Next Steps

This episode of CONFIDENT CONVERSATIONSTM on Retirement is provided for general and educational purposes only, and is not intended to provide legal, tax, or investment advice. This podcast does not provide recommendations concerning investments, investment strategies, or account types; it is not individualized to the needs of any specific investor and not intended to suggest any particular investment action is appropriate for you, nor is it intended to serve as a primary basis for investment decision-making.

Investors will need to consider their own circumstances before making an investment decision. All investments involve risk, including possible loss of principal.

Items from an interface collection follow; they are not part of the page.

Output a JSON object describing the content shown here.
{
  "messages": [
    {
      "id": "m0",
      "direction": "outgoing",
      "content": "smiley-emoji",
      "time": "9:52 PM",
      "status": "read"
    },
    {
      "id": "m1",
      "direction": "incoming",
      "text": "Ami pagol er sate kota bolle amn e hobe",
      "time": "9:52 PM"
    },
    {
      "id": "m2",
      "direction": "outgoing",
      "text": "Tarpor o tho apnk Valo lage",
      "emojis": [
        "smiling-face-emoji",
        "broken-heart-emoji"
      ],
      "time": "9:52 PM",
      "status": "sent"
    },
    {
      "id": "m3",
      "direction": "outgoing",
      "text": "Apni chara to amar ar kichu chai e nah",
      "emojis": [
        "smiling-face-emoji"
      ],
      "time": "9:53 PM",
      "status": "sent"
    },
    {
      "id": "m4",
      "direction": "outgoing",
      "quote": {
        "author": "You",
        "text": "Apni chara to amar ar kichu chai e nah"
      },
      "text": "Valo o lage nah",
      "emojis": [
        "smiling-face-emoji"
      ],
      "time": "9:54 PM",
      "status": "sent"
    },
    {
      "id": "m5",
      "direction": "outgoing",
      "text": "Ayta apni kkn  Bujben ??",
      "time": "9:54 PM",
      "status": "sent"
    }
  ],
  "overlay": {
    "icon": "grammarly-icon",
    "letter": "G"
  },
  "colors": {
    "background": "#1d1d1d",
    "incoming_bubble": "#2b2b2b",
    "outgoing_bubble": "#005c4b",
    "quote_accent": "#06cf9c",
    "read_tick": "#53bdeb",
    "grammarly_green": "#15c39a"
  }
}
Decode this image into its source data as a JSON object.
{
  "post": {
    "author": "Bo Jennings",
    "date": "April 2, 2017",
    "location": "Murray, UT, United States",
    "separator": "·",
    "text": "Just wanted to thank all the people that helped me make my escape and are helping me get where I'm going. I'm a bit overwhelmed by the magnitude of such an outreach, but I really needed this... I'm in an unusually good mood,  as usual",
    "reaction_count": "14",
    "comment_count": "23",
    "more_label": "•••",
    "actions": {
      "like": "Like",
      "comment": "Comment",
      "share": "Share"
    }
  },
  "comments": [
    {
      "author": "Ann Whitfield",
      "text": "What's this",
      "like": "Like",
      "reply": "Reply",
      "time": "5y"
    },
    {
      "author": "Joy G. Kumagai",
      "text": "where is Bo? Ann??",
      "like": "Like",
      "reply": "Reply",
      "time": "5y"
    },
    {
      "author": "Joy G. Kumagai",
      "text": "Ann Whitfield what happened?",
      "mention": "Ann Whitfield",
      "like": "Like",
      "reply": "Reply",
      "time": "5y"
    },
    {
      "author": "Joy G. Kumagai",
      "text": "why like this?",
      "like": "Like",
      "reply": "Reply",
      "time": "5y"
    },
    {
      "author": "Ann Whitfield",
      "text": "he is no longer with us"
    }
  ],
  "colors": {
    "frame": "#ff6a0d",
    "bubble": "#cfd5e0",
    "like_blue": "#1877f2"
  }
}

This information is not intended to reflect a current or past recommendation, investment advice of any kind, or a solicitation of an offer to buy or sell any securities or investment services. The material has not been reviewed by any regulatory authority in any jurisdiction.

The opinions and commentary provided do not take into account the investment objectives or financial situation of any particular investor or class of investor. Investors will need to consider their own circumstances before making an investment decision.

IRAs and retirement accounts should be considered long-term investments. Both IRAs and retirement accounts generally have expenses and account fees, which may impact the value of the account. Maximum IRA contributions are subject to eligibility requirements. Early withdrawals are subject to taxes and possible penalties. For more detailed information about taxes, consult a tax attorney or accountant for advice.

Information and opinions presented have been obtained or derived from sources believed to be reliable and current; however, we cannot guarantee the sources' accuracy or completeness.